"This research is a huge step forward on the path to new stem cell-based therapies and indicates that researchers at the Lunenfeld are at the leading edge of regenerative medicine," said Dr. Jim Woodgett, Director of Research for the Samuel Lunenfeld Research Institute of Mount Sinai Hospital. Regenerative medicine refers to enabling the human body to repair, replace, restore and regenerate its own damaged or diseased cells, tissues and organs.

The research was funded by the Canadian Stem Cell Network and the Juvenile Diabetes Research Foundation (United States).

Dr. Nagy joined Mount Sinai Hospital as a Principal investigator in 1994. In 2005, he created Canada's first embryonic stem cell lines from donated embryos no longer required for reproduction by couples undergoing fertility treatment.
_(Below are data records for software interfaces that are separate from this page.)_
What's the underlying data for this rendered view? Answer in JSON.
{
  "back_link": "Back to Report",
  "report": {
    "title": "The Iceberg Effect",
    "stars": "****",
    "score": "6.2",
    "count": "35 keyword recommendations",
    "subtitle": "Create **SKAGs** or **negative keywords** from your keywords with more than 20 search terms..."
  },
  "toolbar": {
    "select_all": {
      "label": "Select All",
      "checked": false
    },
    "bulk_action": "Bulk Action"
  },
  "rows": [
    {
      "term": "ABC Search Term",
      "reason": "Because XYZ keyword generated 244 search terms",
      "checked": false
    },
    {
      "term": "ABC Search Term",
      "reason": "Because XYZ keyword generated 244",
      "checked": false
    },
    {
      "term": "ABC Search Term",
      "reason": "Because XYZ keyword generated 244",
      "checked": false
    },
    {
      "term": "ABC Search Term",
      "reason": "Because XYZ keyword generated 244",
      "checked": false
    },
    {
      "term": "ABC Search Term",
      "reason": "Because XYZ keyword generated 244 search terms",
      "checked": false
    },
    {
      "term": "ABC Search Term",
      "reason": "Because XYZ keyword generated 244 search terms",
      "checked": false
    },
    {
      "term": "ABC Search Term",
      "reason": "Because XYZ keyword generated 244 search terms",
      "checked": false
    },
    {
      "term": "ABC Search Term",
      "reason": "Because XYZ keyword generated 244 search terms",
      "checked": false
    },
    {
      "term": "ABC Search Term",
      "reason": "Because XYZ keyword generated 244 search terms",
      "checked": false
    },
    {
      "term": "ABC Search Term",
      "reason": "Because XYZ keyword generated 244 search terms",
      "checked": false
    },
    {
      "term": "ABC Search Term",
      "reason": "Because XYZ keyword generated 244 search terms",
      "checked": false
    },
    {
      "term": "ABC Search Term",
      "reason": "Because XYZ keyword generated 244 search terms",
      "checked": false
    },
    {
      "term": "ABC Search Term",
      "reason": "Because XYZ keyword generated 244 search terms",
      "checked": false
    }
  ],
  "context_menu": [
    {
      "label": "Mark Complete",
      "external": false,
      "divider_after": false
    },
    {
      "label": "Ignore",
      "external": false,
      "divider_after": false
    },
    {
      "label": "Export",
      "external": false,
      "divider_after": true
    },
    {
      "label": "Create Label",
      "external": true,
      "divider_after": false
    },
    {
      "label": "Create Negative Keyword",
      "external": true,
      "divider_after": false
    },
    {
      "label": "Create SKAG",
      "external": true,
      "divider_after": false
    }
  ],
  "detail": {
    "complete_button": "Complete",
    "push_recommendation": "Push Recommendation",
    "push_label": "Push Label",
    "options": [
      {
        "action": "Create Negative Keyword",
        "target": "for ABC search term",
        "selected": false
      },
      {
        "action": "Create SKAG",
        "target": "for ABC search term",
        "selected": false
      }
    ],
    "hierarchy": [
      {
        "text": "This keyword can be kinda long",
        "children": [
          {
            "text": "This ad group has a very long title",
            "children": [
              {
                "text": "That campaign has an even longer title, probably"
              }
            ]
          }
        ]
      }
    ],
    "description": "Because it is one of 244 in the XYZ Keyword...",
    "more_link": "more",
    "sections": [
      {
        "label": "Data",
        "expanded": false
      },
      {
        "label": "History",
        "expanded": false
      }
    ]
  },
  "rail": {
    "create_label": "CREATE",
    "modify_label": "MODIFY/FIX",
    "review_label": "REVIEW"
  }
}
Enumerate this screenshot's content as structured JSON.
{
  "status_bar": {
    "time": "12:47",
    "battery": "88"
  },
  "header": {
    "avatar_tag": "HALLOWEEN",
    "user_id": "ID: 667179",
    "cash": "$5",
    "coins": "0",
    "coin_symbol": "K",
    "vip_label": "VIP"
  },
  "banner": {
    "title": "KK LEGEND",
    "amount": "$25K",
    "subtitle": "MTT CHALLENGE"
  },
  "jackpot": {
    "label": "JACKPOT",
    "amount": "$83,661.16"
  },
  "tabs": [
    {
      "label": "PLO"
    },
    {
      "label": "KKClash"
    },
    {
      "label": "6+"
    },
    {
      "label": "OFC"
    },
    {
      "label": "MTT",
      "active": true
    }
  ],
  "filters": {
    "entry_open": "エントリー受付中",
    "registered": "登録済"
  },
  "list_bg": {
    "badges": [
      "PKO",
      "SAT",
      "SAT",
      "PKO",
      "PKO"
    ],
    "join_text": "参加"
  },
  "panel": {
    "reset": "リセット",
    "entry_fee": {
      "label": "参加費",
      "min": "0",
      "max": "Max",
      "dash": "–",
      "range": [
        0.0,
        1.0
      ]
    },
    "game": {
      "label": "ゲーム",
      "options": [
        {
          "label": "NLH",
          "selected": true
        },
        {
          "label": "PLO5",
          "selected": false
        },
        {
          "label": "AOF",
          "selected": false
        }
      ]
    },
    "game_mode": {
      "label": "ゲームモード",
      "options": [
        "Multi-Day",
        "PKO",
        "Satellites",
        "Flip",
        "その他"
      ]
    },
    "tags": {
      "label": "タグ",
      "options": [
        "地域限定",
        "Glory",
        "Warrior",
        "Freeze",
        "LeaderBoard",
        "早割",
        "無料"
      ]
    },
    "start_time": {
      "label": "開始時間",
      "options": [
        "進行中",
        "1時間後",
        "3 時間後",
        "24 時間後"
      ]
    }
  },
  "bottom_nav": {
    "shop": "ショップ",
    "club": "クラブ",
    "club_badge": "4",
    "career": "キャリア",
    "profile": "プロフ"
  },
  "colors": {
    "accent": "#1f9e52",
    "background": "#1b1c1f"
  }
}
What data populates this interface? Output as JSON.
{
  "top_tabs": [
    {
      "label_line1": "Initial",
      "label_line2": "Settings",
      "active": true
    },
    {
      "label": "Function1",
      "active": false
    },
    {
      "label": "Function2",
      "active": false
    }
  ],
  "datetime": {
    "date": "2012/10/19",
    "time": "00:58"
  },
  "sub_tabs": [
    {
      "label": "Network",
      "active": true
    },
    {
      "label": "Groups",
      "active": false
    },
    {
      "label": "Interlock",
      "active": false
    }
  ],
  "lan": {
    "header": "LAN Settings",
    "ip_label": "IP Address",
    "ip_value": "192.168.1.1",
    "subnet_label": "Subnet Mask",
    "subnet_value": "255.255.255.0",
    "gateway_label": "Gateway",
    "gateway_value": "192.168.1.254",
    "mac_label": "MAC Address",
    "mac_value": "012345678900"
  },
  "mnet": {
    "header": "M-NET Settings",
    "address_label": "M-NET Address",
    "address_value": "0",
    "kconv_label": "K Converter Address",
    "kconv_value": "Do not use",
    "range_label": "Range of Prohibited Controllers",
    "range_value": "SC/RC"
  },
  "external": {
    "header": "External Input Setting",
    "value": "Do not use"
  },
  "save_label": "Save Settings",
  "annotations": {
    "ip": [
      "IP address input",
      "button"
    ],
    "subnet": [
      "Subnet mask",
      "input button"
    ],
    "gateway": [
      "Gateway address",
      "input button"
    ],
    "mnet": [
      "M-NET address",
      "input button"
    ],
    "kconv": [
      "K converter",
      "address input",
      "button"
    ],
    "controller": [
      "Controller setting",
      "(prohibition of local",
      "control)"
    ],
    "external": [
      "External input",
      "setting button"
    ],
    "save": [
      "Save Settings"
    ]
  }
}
That research played a pivotal role in Dr. Nagy's current discovery.

One of the critical components reported in Nagy's paper was developed in the laboratory of Dr. Keisuke Kaji from the Medical Research Council (MRC) Centre for Regenerative Medicine at the University of Edinburgh. Dr. Kaji's findings are also published in the March 1, 2009 issue of Nature. The two papers are highly complementary and further extend Nagy's findings.

"I was very excited when I found stem cell-like cells in my culture dishes. Nobody, including me, thought it was really possible," said Dr. Kaji. "It is a step towards the practical use of reprogrammed cells in medicine."


Contact: Nikki Luscombe
416-586-4800 x2046
Samuel Lunenfeld Research Institute

Related biology news :

1. Will large amounts of soil carbon be released if grasslands are converted to energy crops?
2. Mountain caribous ancient ancestry revealed
3. Escherichia coli bacteria transferring between humans and mountain gorillas
4. Mounting evidence shows health benefits of grape polyphenols
5. Missouri Botanical Garden mounts milestone 6 millionth herbarium specimen
6. Tropical rainforest and mountain species may be threatened by global warming
7. White Mountain Research Station to host climate change conference
8. Radioactivity: Discover the lowest amounts with new methods
9. International experts collect alpine fungi in Beartooth Mountains of Montana
10. New once-a-week treatment for type 2 diabetes developed by Mount Sinai researcher
11. Mount Sinai researchers discover technology that silences genes
Post Your Comments:
(Date:6/15/2016)... ALBANY, New York , June 15, 2016 ... published a new market report titled "Gesture Recognition Market ... Trends and Forecast, 2016 - 2024". According to the ... at USD 11.60 billion in 2015 and is ... and reach USD 48.56 billion by 2024.  ...
(Date:6/9/2016)... Finland , June 9, 2016 ... National Police deploy Teleste,s video security solution to ensure the ... France during the major tournament ... data communications systems and services, announced today that its video ... Prefecture to back up public safety across the ...
(Date:6/3/2016)... , June 3, 2016 ... Management) von Nepal ... und Lieferung hochsicherer geprägter Kennzeichen, einschließlich Personalisierung, ... führend in der Produktion und Implementierung von ... der Ausschreibung im Januar teilgenommen, aber Decatur ...
Breaking Biology News(10 mins):
(Date:6/27/2016)... BOSTON , June 27, 2016   Ginkgo ... biology to industrial engineering, was today awarded as ... a selection of the world,s most innovative companies. ... at scale for the real world in the ... organism engineers work directly with customers including Fortune ...
(Date:6/23/2016)... Seattle, WA (PRWEB) , ... June 23, 2016 ... ... technology, announces the release of its second eBook, “Clinical Trials Patient Recruitment and ... patient recruitment and retention in this eBook by providing practical tips, tools, and ...
(Date:6/23/2016)... , June 23, 2016 Houston Methodist ... the Cy-Fair Sports Association to serve as their ... agreement, Houston Methodist Willowbrook will provide sponsorship support, ... connectivity with association coaches, volunteers, athletes and families. ... the Cy-Fair Sports Association and to bring Houston ...
(Date:6/23/2016)... ... ... Supplyframe, the Industry Network for electronics hardware design and ... in Pasadena, Calif., the Design Lab’s mission is to bring together inventors and ... brought to market. , The Design Lab is Supplyframe’s physical representation of one ...
Breaking Biology Technology: